EXERCISE DESCRIPTION
Find the word "value" in the data, then copy each line where it is found.

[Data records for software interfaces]
+---+
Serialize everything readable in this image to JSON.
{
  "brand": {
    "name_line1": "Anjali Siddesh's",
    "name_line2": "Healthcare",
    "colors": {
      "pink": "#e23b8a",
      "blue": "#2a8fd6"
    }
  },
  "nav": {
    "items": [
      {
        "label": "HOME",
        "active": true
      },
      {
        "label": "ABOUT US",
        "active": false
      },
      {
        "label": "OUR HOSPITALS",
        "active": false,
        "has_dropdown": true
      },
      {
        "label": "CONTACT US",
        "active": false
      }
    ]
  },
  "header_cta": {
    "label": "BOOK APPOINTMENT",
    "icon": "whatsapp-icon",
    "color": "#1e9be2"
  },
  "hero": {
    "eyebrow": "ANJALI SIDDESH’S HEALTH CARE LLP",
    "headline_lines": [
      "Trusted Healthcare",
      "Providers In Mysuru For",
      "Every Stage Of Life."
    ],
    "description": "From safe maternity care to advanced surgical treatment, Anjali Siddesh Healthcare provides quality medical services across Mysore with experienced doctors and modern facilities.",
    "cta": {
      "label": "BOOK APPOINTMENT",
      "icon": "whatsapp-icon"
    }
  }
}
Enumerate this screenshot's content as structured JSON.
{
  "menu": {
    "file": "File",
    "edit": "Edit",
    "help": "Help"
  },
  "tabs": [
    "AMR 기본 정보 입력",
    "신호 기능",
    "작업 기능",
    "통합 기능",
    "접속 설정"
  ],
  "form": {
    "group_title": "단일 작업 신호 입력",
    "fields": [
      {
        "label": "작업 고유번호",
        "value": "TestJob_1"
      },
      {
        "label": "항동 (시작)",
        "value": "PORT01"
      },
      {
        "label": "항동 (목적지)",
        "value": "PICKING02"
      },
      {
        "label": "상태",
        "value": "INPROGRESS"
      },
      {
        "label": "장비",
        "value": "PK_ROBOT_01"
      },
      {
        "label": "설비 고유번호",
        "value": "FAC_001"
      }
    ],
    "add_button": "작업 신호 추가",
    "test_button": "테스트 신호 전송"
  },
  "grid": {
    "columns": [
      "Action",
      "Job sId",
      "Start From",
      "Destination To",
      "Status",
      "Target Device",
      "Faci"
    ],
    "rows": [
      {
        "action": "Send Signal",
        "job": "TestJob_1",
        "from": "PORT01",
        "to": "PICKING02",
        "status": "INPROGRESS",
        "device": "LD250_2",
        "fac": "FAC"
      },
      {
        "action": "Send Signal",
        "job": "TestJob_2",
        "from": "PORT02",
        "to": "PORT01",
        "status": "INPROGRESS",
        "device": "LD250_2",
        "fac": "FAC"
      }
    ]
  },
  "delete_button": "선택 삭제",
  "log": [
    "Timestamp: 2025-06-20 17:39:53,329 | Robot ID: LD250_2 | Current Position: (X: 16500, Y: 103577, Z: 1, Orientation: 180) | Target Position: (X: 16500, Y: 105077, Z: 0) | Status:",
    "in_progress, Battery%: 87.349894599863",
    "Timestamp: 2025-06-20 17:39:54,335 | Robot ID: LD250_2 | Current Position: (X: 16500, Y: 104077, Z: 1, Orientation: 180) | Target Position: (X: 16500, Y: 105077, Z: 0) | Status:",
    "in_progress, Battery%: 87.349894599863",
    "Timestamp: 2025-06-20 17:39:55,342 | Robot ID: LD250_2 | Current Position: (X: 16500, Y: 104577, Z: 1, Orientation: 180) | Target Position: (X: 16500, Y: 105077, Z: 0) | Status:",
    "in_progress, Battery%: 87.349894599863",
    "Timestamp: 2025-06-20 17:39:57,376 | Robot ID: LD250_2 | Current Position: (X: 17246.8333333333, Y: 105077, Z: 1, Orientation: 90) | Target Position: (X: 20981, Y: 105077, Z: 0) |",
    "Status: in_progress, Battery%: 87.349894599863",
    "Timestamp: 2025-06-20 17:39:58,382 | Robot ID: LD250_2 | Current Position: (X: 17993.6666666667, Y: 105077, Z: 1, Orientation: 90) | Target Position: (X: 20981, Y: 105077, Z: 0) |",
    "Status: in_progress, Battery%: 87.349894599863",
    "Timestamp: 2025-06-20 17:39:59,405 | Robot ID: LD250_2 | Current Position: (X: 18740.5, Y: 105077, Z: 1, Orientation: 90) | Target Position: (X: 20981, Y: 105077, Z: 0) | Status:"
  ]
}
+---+
YOUR RESPONSE
        "value": "TestJob_1"
        "value": "PORT01"
        "value": "PICKING02"
        "value": "INPROGRESS"
        "value": "PK_ROBOT_01"
        "value": "FAC_001"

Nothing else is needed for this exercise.